Available data
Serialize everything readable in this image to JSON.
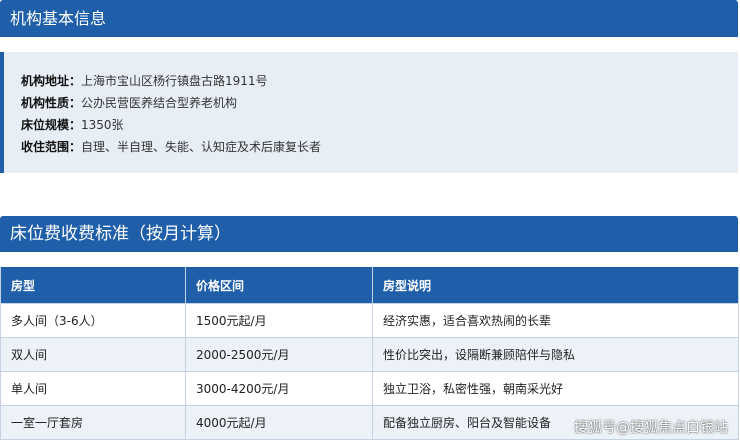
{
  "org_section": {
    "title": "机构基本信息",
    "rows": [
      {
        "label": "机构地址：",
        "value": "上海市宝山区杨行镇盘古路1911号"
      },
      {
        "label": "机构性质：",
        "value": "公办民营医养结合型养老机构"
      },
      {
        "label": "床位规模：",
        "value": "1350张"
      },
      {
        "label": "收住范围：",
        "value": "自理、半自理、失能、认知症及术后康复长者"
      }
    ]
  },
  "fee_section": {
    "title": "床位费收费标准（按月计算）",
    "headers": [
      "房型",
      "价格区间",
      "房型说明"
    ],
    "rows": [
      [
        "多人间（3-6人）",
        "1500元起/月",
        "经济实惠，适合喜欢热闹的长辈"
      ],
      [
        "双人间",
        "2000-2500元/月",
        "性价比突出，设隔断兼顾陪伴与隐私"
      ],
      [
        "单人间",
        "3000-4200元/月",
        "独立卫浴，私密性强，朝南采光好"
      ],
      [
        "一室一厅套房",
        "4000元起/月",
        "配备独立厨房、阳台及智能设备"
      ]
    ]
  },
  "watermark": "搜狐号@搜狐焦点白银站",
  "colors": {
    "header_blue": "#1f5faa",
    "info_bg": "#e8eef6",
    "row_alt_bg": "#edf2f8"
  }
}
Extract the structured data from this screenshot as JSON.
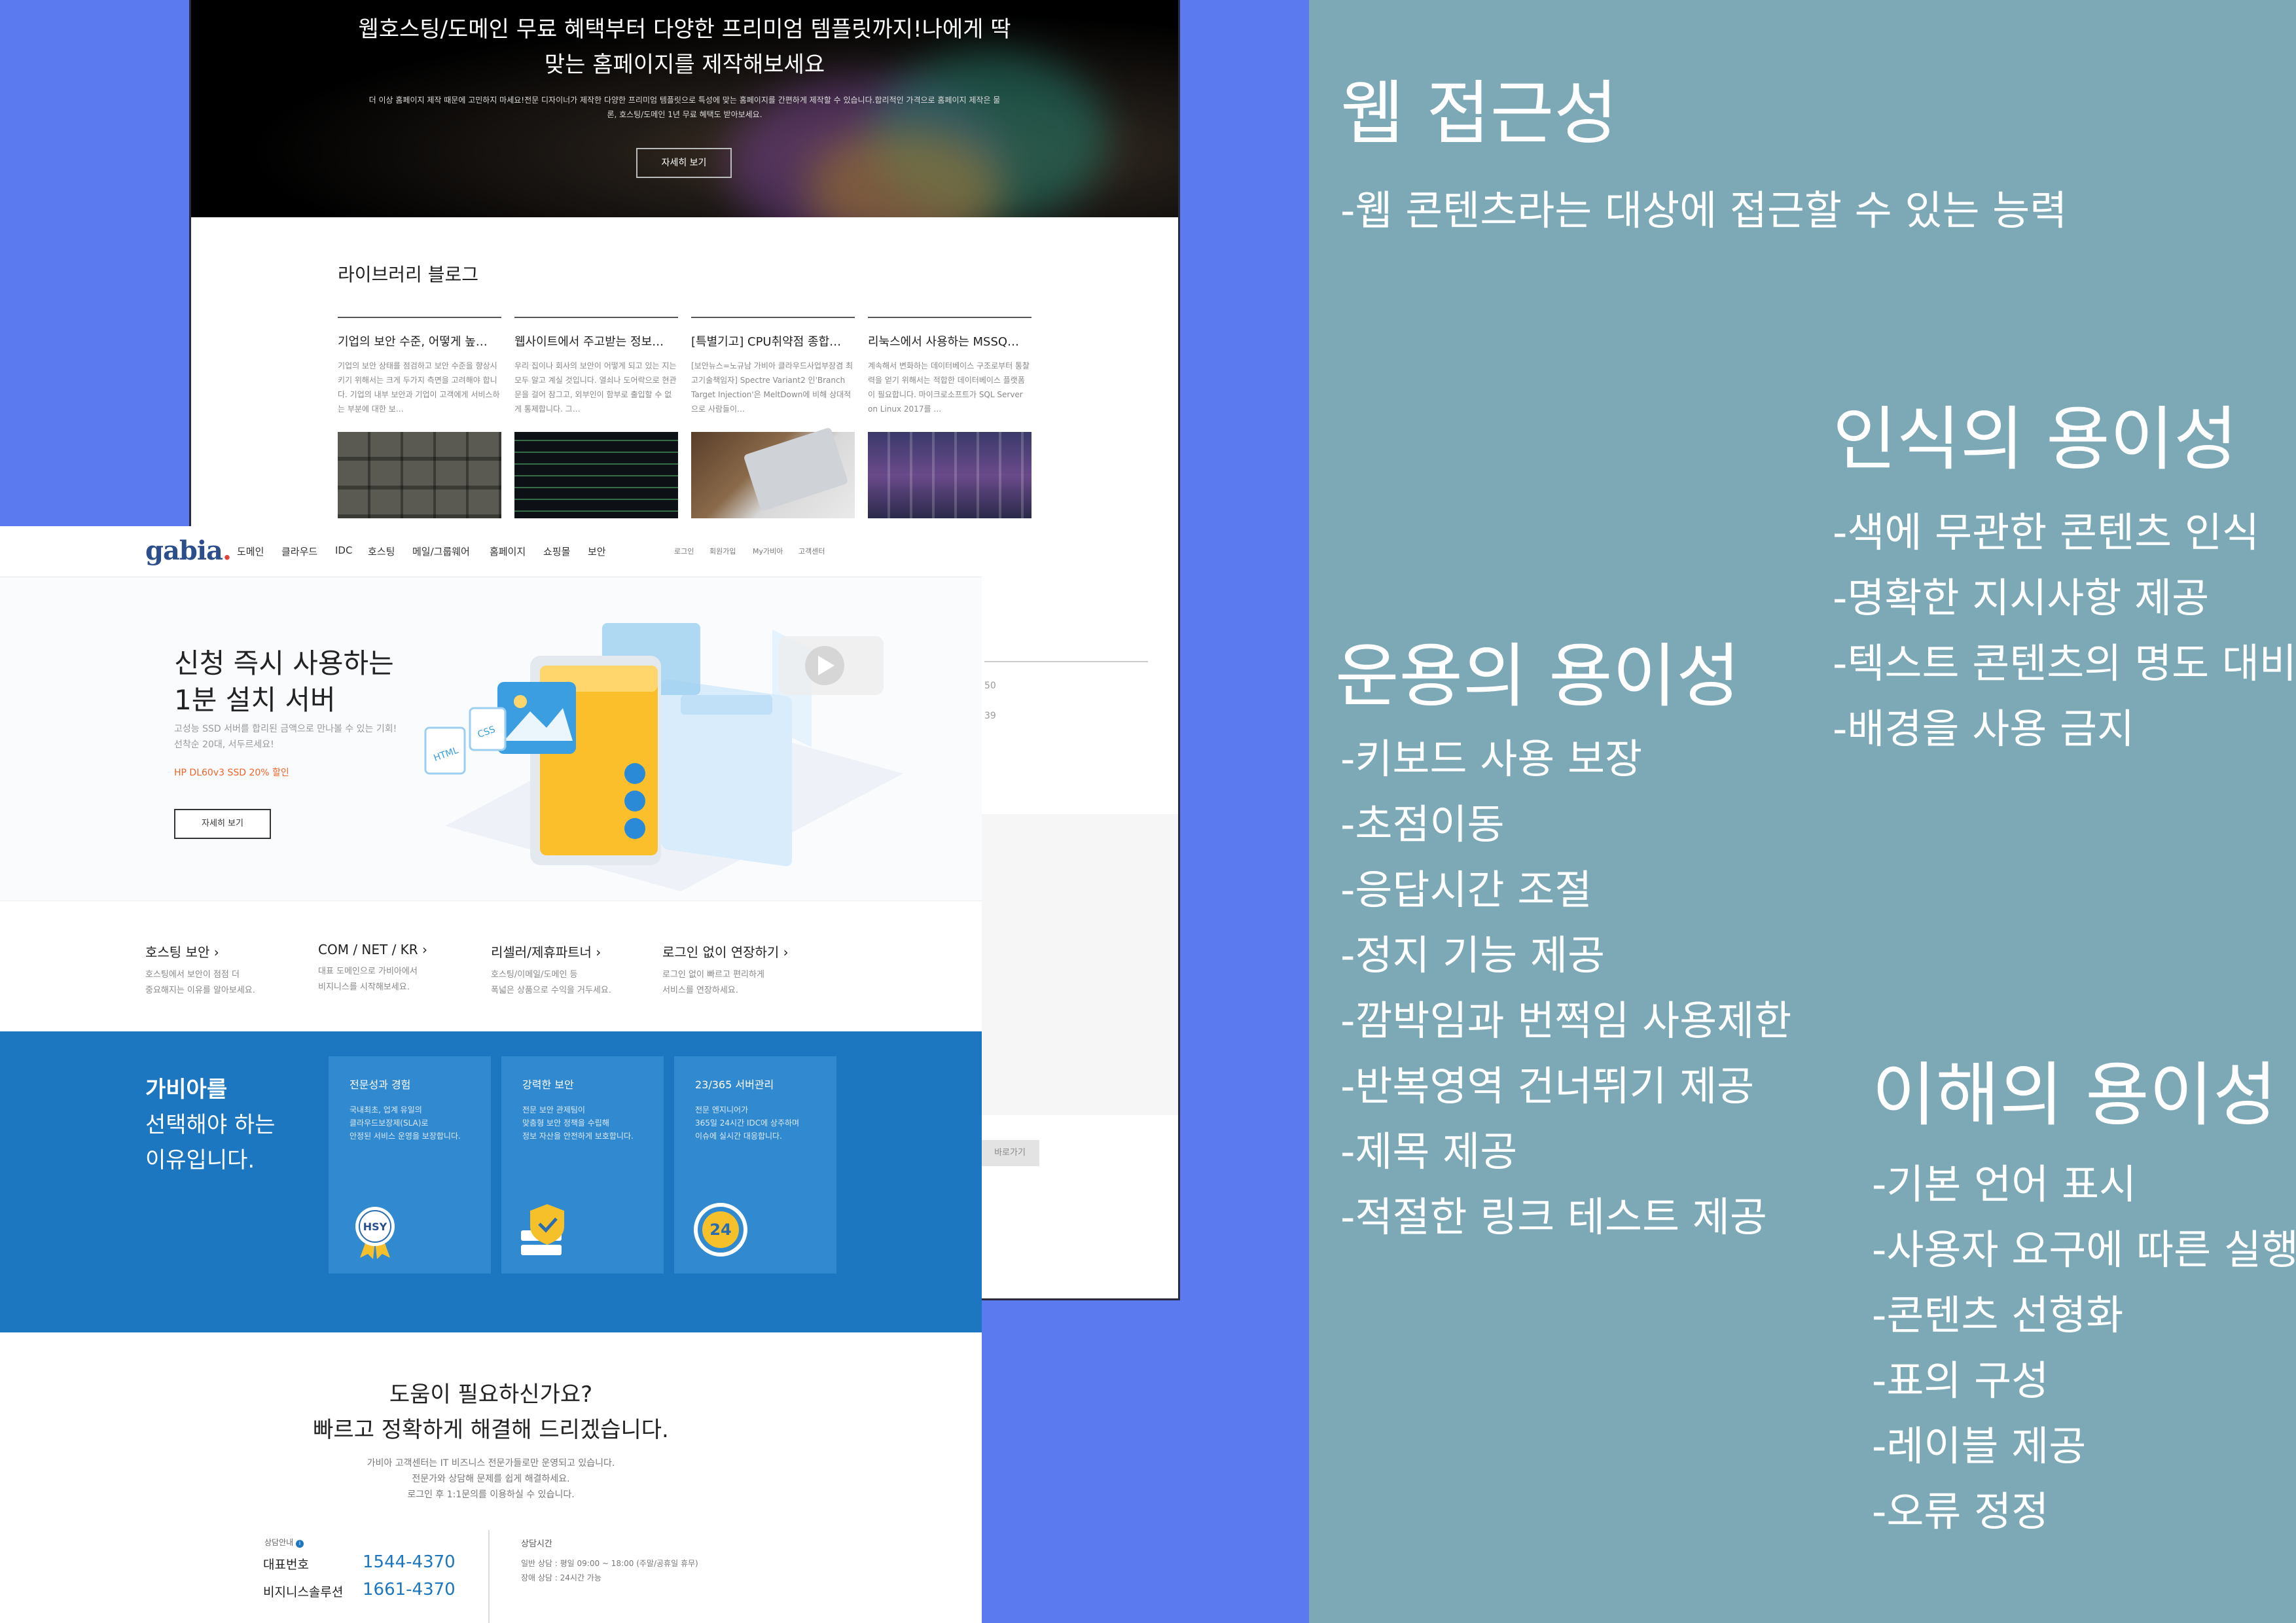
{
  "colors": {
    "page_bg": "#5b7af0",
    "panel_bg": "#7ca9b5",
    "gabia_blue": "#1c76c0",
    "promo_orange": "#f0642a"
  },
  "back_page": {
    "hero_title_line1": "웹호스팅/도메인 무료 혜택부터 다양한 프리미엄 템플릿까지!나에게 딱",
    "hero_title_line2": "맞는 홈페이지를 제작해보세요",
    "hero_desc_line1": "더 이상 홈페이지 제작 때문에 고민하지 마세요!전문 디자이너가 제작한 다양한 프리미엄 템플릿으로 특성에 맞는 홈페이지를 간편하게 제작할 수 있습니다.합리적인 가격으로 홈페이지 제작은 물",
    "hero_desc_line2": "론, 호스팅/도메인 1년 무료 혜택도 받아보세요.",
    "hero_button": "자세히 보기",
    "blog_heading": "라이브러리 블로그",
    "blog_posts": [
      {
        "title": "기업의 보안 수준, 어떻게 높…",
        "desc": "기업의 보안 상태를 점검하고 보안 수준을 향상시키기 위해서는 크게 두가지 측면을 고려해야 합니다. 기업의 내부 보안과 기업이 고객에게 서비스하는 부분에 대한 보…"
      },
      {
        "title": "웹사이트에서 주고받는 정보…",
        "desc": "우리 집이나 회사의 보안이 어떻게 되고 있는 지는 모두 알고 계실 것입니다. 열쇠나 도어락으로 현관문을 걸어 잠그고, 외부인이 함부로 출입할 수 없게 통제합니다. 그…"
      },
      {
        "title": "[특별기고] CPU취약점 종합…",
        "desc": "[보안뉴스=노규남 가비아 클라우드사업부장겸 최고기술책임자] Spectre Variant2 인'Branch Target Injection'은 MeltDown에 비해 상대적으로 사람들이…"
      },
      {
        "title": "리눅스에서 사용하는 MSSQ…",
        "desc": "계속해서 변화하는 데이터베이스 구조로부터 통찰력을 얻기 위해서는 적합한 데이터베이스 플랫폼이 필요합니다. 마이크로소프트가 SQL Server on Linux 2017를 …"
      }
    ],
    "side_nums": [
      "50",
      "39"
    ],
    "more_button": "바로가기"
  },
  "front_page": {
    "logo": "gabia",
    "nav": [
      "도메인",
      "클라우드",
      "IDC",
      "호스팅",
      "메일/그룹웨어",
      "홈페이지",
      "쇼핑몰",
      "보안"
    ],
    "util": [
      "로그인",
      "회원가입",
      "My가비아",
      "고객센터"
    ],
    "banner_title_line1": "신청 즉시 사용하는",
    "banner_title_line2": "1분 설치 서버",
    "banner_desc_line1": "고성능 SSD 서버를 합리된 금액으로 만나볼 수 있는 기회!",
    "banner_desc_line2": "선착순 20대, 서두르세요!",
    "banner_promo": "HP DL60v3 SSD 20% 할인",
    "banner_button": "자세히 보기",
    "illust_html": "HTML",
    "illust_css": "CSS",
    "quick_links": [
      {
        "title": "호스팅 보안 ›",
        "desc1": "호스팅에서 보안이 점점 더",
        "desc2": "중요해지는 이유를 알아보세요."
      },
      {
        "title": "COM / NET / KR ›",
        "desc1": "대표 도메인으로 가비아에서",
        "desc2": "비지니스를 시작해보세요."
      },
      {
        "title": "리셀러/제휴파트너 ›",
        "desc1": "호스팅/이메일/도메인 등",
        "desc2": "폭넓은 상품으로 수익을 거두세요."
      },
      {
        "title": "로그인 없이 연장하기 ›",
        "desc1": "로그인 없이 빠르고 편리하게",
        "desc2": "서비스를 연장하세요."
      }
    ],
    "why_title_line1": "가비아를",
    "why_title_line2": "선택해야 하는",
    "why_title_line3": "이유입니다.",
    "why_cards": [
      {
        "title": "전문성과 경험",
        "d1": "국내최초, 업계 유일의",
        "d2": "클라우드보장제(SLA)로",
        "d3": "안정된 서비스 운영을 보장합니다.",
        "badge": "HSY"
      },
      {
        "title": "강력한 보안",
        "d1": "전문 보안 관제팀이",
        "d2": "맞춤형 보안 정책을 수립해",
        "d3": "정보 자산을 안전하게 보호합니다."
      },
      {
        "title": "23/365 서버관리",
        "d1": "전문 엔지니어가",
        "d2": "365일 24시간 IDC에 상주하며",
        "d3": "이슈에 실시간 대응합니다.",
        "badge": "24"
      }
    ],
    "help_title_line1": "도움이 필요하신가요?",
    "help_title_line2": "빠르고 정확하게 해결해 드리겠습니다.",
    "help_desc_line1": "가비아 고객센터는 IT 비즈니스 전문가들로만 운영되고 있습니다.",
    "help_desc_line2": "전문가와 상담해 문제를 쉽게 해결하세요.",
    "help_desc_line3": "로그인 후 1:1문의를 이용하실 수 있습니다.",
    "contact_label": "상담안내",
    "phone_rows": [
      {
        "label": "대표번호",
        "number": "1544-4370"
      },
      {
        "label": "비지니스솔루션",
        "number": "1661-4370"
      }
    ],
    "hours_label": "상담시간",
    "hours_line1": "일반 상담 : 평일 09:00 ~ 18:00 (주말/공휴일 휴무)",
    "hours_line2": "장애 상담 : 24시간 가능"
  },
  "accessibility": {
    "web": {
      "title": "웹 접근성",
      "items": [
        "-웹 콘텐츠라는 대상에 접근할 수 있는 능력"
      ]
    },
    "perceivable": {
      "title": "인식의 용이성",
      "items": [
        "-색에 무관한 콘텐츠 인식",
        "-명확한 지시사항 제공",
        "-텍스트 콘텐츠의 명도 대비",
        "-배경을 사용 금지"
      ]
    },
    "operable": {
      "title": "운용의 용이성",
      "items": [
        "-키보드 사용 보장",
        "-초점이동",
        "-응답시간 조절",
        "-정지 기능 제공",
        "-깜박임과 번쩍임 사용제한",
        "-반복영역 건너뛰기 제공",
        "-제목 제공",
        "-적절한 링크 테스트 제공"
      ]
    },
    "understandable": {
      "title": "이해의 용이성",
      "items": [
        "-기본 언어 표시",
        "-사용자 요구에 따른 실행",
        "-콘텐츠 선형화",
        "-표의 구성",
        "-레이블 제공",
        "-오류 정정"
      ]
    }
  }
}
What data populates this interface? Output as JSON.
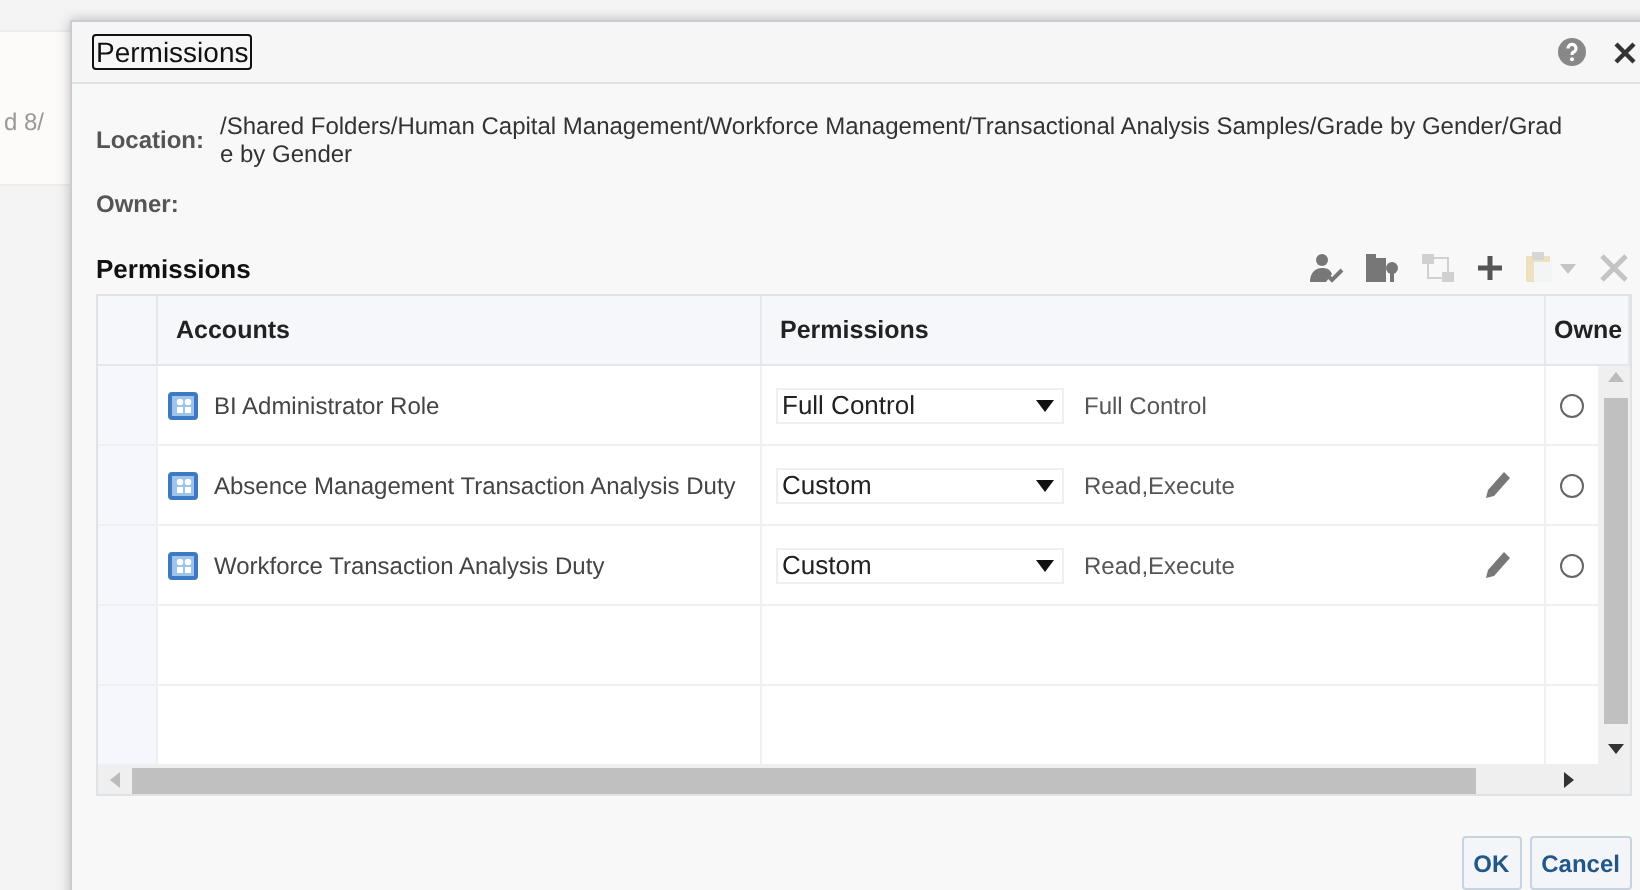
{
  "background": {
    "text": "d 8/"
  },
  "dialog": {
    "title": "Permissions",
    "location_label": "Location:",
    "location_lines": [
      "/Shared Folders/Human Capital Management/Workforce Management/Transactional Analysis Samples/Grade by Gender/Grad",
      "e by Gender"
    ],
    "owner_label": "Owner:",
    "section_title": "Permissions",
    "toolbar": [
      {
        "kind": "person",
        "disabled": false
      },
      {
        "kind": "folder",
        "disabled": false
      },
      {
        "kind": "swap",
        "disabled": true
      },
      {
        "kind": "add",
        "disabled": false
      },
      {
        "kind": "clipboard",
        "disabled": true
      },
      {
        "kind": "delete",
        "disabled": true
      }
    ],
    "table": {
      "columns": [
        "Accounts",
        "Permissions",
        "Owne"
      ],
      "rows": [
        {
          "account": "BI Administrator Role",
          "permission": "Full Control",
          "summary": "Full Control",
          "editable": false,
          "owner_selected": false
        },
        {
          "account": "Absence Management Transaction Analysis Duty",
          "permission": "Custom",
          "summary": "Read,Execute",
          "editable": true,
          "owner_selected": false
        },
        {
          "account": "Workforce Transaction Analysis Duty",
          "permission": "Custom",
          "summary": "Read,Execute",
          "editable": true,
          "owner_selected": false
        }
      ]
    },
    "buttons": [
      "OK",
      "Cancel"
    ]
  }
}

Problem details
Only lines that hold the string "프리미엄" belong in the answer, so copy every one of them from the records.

Result of the task
    "hero_title_line1": "웹호스팅/도메인 무료 혜택부터 다양한 프리미엄 템플릿까지!나에게 딱",
    "hero_desc_line1": "더 이상 홈페이지 제작 때문에 고민하지 마세요!전문 디자이너가 제작한 다양한 프리미엄 템플릿으로 특성에 맞는 홈페이지를 간편하게 제작할 수 있습니다.합리적인 가격으로 홈페이지 제작은 물",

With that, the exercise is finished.